Students fundraise for Leukemia and Lymphoma Society


JR Wait

One of last year’s fundraisers was a concert in the parking lot. Each Government class comes up with different fundraisers every year.

Lydia Priano

For the past 17 years, the high school has raised money for cancer patients through an organization called Pennies for Patients. This year, they are no longer fundraising for Pennies for Patients, but from January until the end of the school year, the government classes will be fundraising for the Leukemia and Lymphoma Society.

The classes will continue to refer to the event as Pennies for Patients, however, since that is name students are familiar with, Wait said.

All six government classes will each hold their own fundraising event to try to raise a lot of money. Each different class period will plan their own fundraiser. 

“My class is thinking of doing a student versus teacher volleyball game,” junior Ella Hoover said.

The different classes have to carefully pick a fundraiser that they think a lot of people will want to participate in, so that they can make the most amount of money possible.

“My class really wants to have a schoolwide powder puff game,” junior Carmen Wells said.

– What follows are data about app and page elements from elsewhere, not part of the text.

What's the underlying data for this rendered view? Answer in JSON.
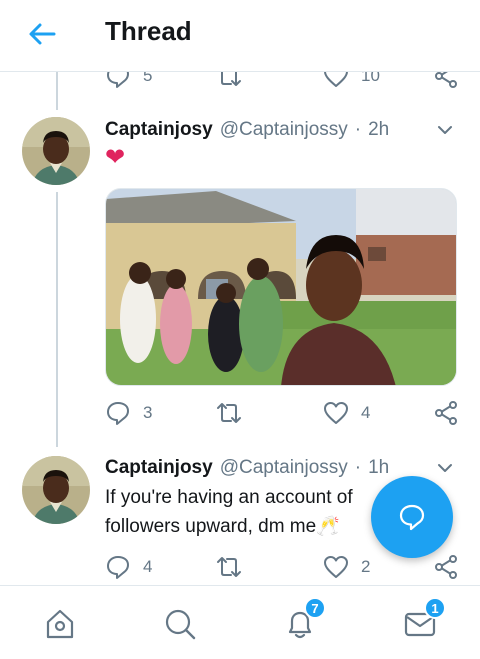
{
  "header": {
    "title": "Thread",
    "back_icon": "arrow-left-icon"
  },
  "tweets": [
    {
      "stats": {
        "replies": "5",
        "retweets": "",
        "likes": "10"
      }
    },
    {
      "name": "Captainjosy",
      "handle": "@Captainjossy",
      "time": "2h",
      "text": "❤",
      "has_photo": true,
      "stats": {
        "replies": "3",
        "retweets": "",
        "likes": "4"
      }
    },
    {
      "name": "Captainjosy",
      "handle": "@Captainjossy",
      "time": "1h",
      "text_line1": "If you're having an account of",
      "text_line2": "followers upward, dm me🥂",
      "stats": {
        "replies": "4",
        "retweets": "",
        "likes": "2"
      }
    }
  ],
  "separator": "·",
  "fab": {
    "icon": "compose-message-icon"
  },
  "bottom_nav": {
    "items": [
      {
        "name": "home",
        "icon": "home-icon",
        "badge": ""
      },
      {
        "name": "search",
        "icon": "search-icon",
        "badge": ""
      },
      {
        "name": "notifications",
        "icon": "bell-icon",
        "badge": "7"
      },
      {
        "name": "messages",
        "icon": "mail-icon",
        "badge": "1"
      }
    ]
  },
  "colors": {
    "accent": "#1da1f2",
    "text": "#14171a",
    "secondary": "#657786",
    "heart": "#e0245e",
    "divider": "#e1e8ed"
  }
}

There are usually a couple of big fundraisers that make the most money, but No Math Day is usually the fundraiser that makes the most. No Math Day is a day when people can bring in change to their math class and then their math teacher will count it. If the teacher runs out of money to count, then the class has to do work, but if students bring in enough money that the teacher is counting it the entire period, then that class does not have math that day.

“I think that No Math Day will raise the most money this year because that is what raised the most money last year, and so many students participate in it,” Wells said.

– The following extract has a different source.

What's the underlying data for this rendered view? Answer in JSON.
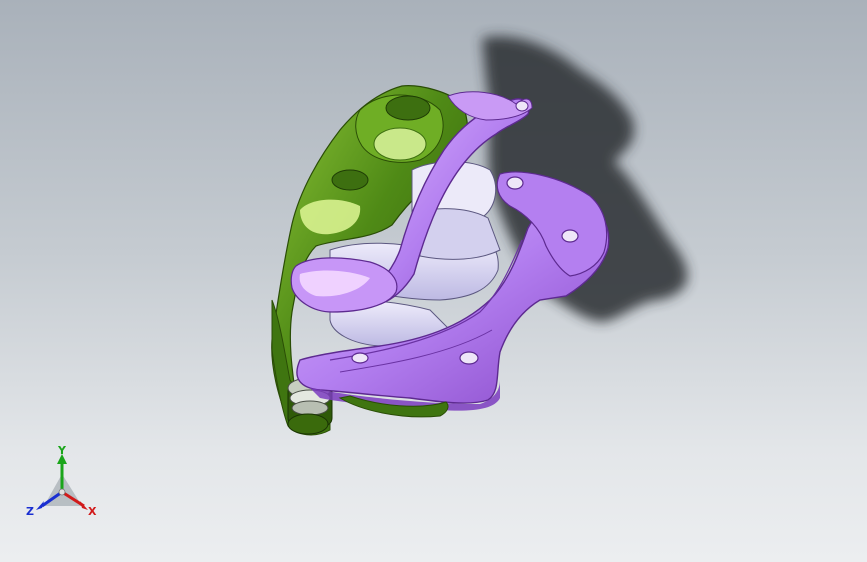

Two classes were really set on making a school-wide powder puff game. They think that they will make a lot of money since it’s a fun game that a lot of students want to be a part of. Instead of including only a juniors versus seniors game, they are thinking about possibly adding a freshman versus sophomore game as well because it will help them make the most money that they can.

“I think Powderpuff will raise the most money because there will be a lot of people who will participate since it is such a fun game,” Hoover said.

Every year each class makes a list of different businesses that they would like to ask for donations from. They usually pick the businesses that students have connections with so that they can get money from them. After they pick the businesses, they write letters to all of them to see if they will donate money.

“Last year, No Math Day made the most money, but writing letters to companies to ask for money donations is the number one way to get money,” said government teacher Mr. Wait. “About half of the money made last year was from letter writing. Last year, overall, they raised $21,103, and since 2004 they have raised over $100,000. Last year’s group was 10th in the country and number 1 in Ohio.”

A lot of different schools around the country do a Pennies for Patients fundraiser.

“I have been doing this fundraiser with my classes for four years, however, the school as a whole has been doing it since 2004,” Wait said.

Since the official Pennies for Patients was discontinued this summer, students needed to pick a new organization this year.

“This year, students sat through a zoom call where three different organizations gave a presentation to try to get the students to pick their organization,” said government teacher Mr. Wait. “After all three presentations, students were most impressed by the Leukemia and Lymphoma society.”

Being able to help people is such a great feeling and the students love being able to get involved with such a big problem that affects a lot of different people.

“I think that the best part of fundraising is getting to help cancer patients in a way that is fun for the students and it brings a lot of different people together,” said junior Carmen Wells.